▶ [ACTION ITEM] The entries are to be output word for word, with the pictures omitted.

▶ [EXERCISE DATA]
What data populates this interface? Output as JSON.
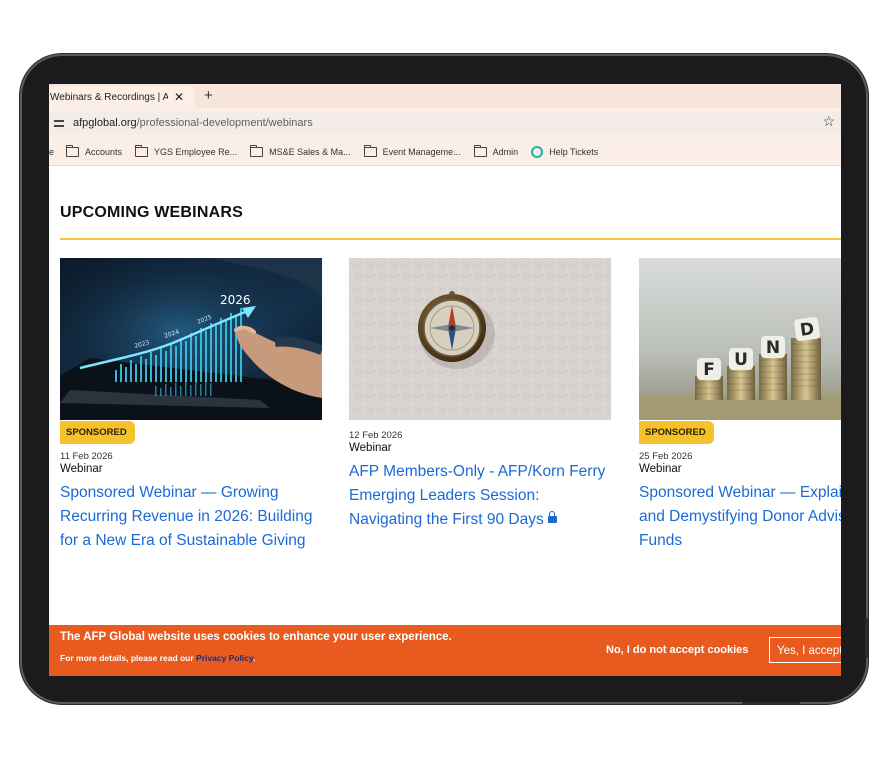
{
  "browser": {
    "tab_title": "Webinars & Recordings | Asso",
    "tab_close": "✕",
    "new_tab": "+",
    "url_host": "afpglobal.org",
    "url_path": "/professional-development/webinars",
    "bookmarks": [
      {
        "label": "e",
        "icon": "none"
      },
      {
        "label": "Accounts",
        "icon": "folder-icon"
      },
      {
        "label": "YGS Employee Re...",
        "icon": "folder-icon"
      },
      {
        "label": "MS&E Sales & Ma...",
        "icon": "folder-icon"
      },
      {
        "label": "Event Manageme...",
        "icon": "folder-icon"
      },
      {
        "label": "Admin",
        "icon": "folder-icon"
      },
      {
        "label": "Help Tickets",
        "icon": "help-icon"
      }
    ]
  },
  "section": {
    "title": "UPCOMING WEBINARS",
    "accent": "#f4c23c"
  },
  "cards": [
    {
      "badge": "SPONSORED",
      "date": "11 Feb 2026",
      "type": "Webinar",
      "title": "Sponsored Webinar — Growing Recurring Revenue in 2026: Building for a New Era of Sustainable Giving",
      "image_text": "2026",
      "image_years": [
        "2023",
        "2024",
        "2025"
      ]
    },
    {
      "badge": "",
      "date": "12 Feb 2026",
      "type": "Webinar",
      "title": "AFP Members-Only - AFP/Korn Ferry Emerging Leaders Session: Navigating the First 90 Days",
      "locked": true
    },
    {
      "badge": "SPONSORED",
      "date": "25 Feb 2026",
      "type": "Webinar",
      "title": "Sponsored Webinar — Explaining and Demystifying Donor Advised Funds",
      "image_letters": [
        "F",
        "U",
        "N",
        "D"
      ]
    }
  ],
  "cookie": {
    "message": "The AFP Global website uses cookies to enhance your user experience.",
    "details_prefix": "For more details, please read our ",
    "policy_link": "Privacy Policy",
    "details_suffix": ".",
    "decline": "No, I do not accept cookies",
    "accept": "Yes, I accept cookies",
    "color": "#e85a1e"
  },
  "colors": {
    "link": "#1a6ad6",
    "badge": "#f5c12d"
  }
}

▶ [TASK OUTPUT]
What data populates this interface? Output as JSON.
{
  "browser": {
    "tab_title": "Webinars & Recordings | Asso",
    "tab_close": "✕",
    "new_tab": "+",
    "url_host": "afpglobal.org",
    "url_path": "/professional-development/webinars",
    "bookmarks": [
      {
        "label": "e",
        "icon": "none"
      },
      {
        "label": "Accounts",
        "icon": "folder-icon"
      },
      {
        "label": "YGS Employee Re...",
        "icon": "folder-icon"
      },
      {
        "label": "MS&E Sales & Ma...",
        "icon": "folder-icon"
      },
      {
        "label": "Event Manageme...",
        "icon": "folder-icon"
      },
      {
        "label": "Admin",
        "icon": "folder-icon"
      },
      {
        "label": "Help Tickets",
        "icon": "help-icon"
      }
    ]
  },
  "section": {
    "title": "UPCOMING WEBINARS",
    "accent": "#f4c23c"
  },
  "cards": [
    {
      "badge": "SPONSORED",
      "date": "11 Feb 2026",
      "type": "Webinar",
      "title": "Sponsored Webinar — Growing Recurring Revenue in 2026: Building for a New Era of Sustainable Giving",
      "image_text": "2026",
      "image_years": [
        "2023",
        "2024",
        "2025"
      ]
    },
    {
      "badge": "",
      "date": "12 Feb 2026",
      "type": "Webinar",
      "title": "AFP Members-Only - AFP/Korn Ferry Emerging Leaders Session: Navigating the First 90 Days",
      "locked": true
    },
    {
      "badge": "SPONSORED",
      "date": "25 Feb 2026",
      "type": "Webinar",
      "title": "Sponsored Webinar — Explaining and Demystifying Donor Advised Funds",
      "image_letters": [
        "F",
        "U",
        "N",
        "D"
      ]
    }
  ],
  "cookie": {
    "message": "The AFP Global website uses cookies to enhance your user experience.",
    "details_prefix": "For more details, please read our ",
    "policy_link": "Privacy Policy",
    "details_suffix": ".",
    "decline": "No, I do not accept cookies",
    "accept": "Yes, I accept cookies",
    "color": "#e85a1e"
  },
  "colors": {
    "link": "#1a6ad6",
    "badge": "#f5c12d"
  }
}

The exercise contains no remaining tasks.